# Work request
Word for word, copy out the entries below, but not the pictures in them.
Start of Extracted material
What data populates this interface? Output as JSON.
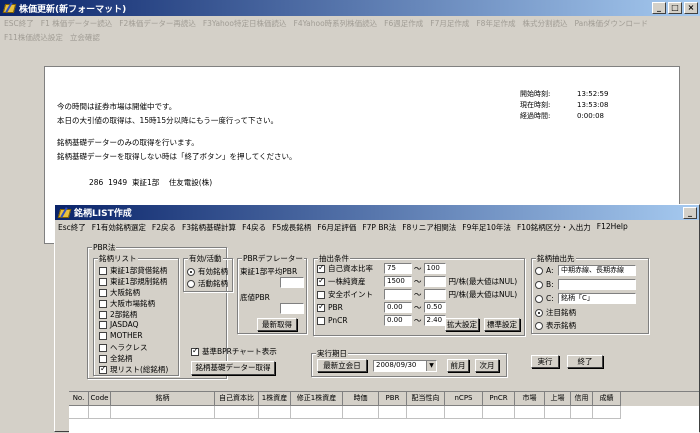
{
  "win1": {
    "title": "株価更新(新フォーマット)",
    "menu": [
      "ESC終了",
      "F1 株価データー読込",
      "F2株価データー再読込",
      "F3Yahoo特定日株価読込",
      "F4Yahoo時系列株価読込",
      "F6週足作成",
      "F7月足作成",
      "F8年足作成",
      "株式分割読込",
      "Pan株価ダウンロード",
      "F11株価読込設定",
      "立会確認"
    ],
    "messages": [
      "今の時間は証券市場は開催中です。",
      "本日の大引値の取得は、15時15分以降にもう一度行って下さい。",
      "銘柄基礎データーのみの取得を行います。",
      "銘柄基礎データーを取得しない時は「終了ボタン」を押してください。"
    ],
    "progress": {
      "index": "286",
      "code": "1949",
      "market": "東証1部",
      "name": "住友電設(株)"
    },
    "times": {
      "start_label": "開始時刻:",
      "start": "13:52:59",
      "now_label": "現在時刻:",
      "now": "13:53:08",
      "elapsed_label": "経過時間:",
      "elapsed": "0:00:08"
    }
  },
  "win2": {
    "title": "銘柄LIST作成",
    "menu": [
      "Esc終了",
      "F1有効銘柄選定",
      "F2戻る",
      "F3銘柄基礎計算",
      "F4戻る",
      "F5成長銘柄",
      "F6月足評価",
      "F7P BR法",
      "F8リニア相関法",
      "F9年足10年法",
      "F10銘柄区分・入出力",
      "F12Help"
    ],
    "pbr_group": "PBR法",
    "list_group": "銘柄リスト",
    "list_items": [
      {
        "label": "東証1部貸借銘柄",
        "checked": false
      },
      {
        "label": "東証1部規制銘柄",
        "checked": false
      },
      {
        "label": "大阪銘柄",
        "checked": false
      },
      {
        "label": "大阪市場銘柄",
        "checked": false
      },
      {
        "label": "2部銘柄",
        "checked": false
      },
      {
        "label": "JASDAQ",
        "checked": false
      },
      {
        "label": "MOTHER",
        "checked": false
      },
      {
        "label": "ヘラクレス",
        "checked": false
      },
      {
        "label": "全銘柄",
        "checked": false
      },
      {
        "label": "現リスト(総銘柄)",
        "checked": true
      }
    ],
    "active_group": "有効/活動",
    "active_valid": "有効銘柄",
    "active_activity": "活動銘柄",
    "deflator_group": "PBRデフレーター",
    "deflator_avg": "東証1部平均PBR",
    "deflator_floor": "底値PBR",
    "latest_button": "最新取得",
    "extract_group": "抽出条件",
    "conditions": [
      {
        "label": "自己資本比率",
        "checked": true,
        "from": "75",
        "to": "100",
        "unit": ""
      },
      {
        "label": "一株純資産",
        "checked": true,
        "from": "1500",
        "to": "",
        "unit": "円/株(最大値はNUL)"
      },
      {
        "label": "安全ポイント",
        "checked": false,
        "from": "",
        "to": "",
        "unit": "円/株(最大値はNUL)"
      },
      {
        "label": "PBR",
        "checked": true,
        "from": "0.00",
        "to": "0.50",
        "unit": ""
      },
      {
        "label": "PnCR",
        "checked": false,
        "from": "0.00",
        "to": "2.40",
        "unit": ""
      }
    ],
    "tilde": "〜",
    "expand_button": "拡大設定",
    "standard_button": "標準設定",
    "dest_group": "銘柄抽出先",
    "dest_a": "A:",
    "dest_a_value": "中期赤線、長期赤線",
    "dest_b": "B:",
    "dest_b_value": "",
    "dest_c": "C:",
    "dest_c_value": "銘柄「C」",
    "dest_note": "注目銘柄",
    "dest_show": "表示銘柄",
    "chart_check": "基準BPRチャート表示",
    "basic_button": "銘柄基礎データー取得",
    "period_group": "実行期日",
    "latest_date_button": "最新立会日",
    "date_value": "2008/09/30",
    "prev_button": "前月",
    "next_button": "次月",
    "run_button": "実行",
    "end_button": "終了",
    "columns": [
      "No.",
      "Code",
      "銘柄",
      "自己資本比",
      "1株資産",
      "修正1株資産",
      "時価",
      "PBR",
      "配当性向",
      "nCPS",
      "PnCR",
      "市場",
      "上場",
      "信用",
      "成績"
    ]
  }
}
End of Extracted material
# Problem solution
What data populates this interface? Output as JSON.
{
  "win1": {
    "title": "株価更新(新フォーマット)",
    "menu": [
      "ESC終了",
      "F1 株価データー読込",
      "F2株価データー再読込",
      "F3Yahoo特定日株価読込",
      "F4Yahoo時系列株価読込",
      "F6週足作成",
      "F7月足作成",
      "F8年足作成",
      "株式分割読込",
      "Pan株価ダウンロード",
      "F11株価読込設定",
      "立会確認"
    ],
    "messages": [
      "今の時間は証券市場は開催中です。",
      "本日の大引値の取得は、15時15分以降にもう一度行って下さい。",
      "銘柄基礎データーのみの取得を行います。",
      "銘柄基礎データーを取得しない時は「終了ボタン」を押してください。"
    ],
    "progress": {
      "index": "286",
      "code": "1949",
      "market": "東証1部",
      "name": "住友電設(株)"
    },
    "times": {
      "start_label": "開始時刻:",
      "start": "13:52:59",
      "now_label": "現在時刻:",
      "now": "13:53:08",
      "elapsed_label": "経過時間:",
      "elapsed": "0:00:08"
    }
  },
  "win2": {
    "title": "銘柄LIST作成",
    "menu": [
      "Esc終了",
      "F1有効銘柄選定",
      "F2戻る",
      "F3銘柄基礎計算",
      "F4戻る",
      "F5成長銘柄",
      "F6月足評価",
      "F7P BR法",
      "F8リニア相関法",
      "F9年足10年法",
      "F10銘柄区分・入出力",
      "F12Help"
    ],
    "pbr_group": "PBR法",
    "list_group": "銘柄リスト",
    "list_items": [
      {
        "label": "東証1部貸借銘柄",
        "checked": false
      },
      {
        "label": "東証1部規制銘柄",
        "checked": false
      },
      {
        "label": "大阪銘柄",
        "checked": false
      },
      {
        "label": "大阪市場銘柄",
        "checked": false
      },
      {
        "label": "2部銘柄",
        "checked": false
      },
      {
        "label": "JASDAQ",
        "checked": false
      },
      {
        "label": "MOTHER",
        "checked": false
      },
      {
        "label": "ヘラクレス",
        "checked": false
      },
      {
        "label": "全銘柄",
        "checked": false
      },
      {
        "label": "現リスト(総銘柄)",
        "checked": true
      }
    ],
    "active_group": "有効/活動",
    "active_valid": "有効銘柄",
    "active_activity": "活動銘柄",
    "deflator_group": "PBRデフレーター",
    "deflator_avg": "東証1部平均PBR",
    "deflator_floor": "底値PBR",
    "latest_button": "最新取得",
    "extract_group": "抽出条件",
    "conditions": [
      {
        "label": "自己資本比率",
        "checked": true,
        "from": "75",
        "to": "100",
        "unit": ""
      },
      {
        "label": "一株純資産",
        "checked": true,
        "from": "1500",
        "to": "",
        "unit": "円/株(最大値はNUL)"
      },
      {
        "label": "安全ポイント",
        "checked": false,
        "from": "",
        "to": "",
        "unit": "円/株(最大値はNUL)"
      },
      {
        "label": "PBR",
        "checked": true,
        "from": "0.00",
        "to": "0.50",
        "unit": ""
      },
      {
        "label": "PnCR",
        "checked": false,
        "from": "0.00",
        "to": "2.40",
        "unit": ""
      }
    ],
    "tilde": "〜",
    "expand_button": "拡大設定",
    "standard_button": "標準設定",
    "dest_group": "銘柄抽出先",
    "dest_a": "A:",
    "dest_a_value": "中期赤線、長期赤線",
    "dest_b": "B:",
    "dest_b_value": "",
    "dest_c": "C:",
    "dest_c_value": "銘柄「C」",
    "dest_note": "注目銘柄",
    "dest_show": "表示銘柄",
    "chart_check": "基準BPRチャート表示",
    "basic_button": "銘柄基礎データー取得",
    "period_group": "実行期日",
    "latest_date_button": "最新立会日",
    "date_value": "2008/09/30",
    "prev_button": "前月",
    "next_button": "次月",
    "run_button": "実行",
    "end_button": "終了",
    "columns": [
      "No.",
      "Code",
      "銘柄",
      "自己資本比",
      "1株資産",
      "修正1株資産",
      "時価",
      "PBR",
      "配当性向",
      "nCPS",
      "PnCR",
      "市場",
      "上場",
      "信用",
      "成績"
    ]
  }
}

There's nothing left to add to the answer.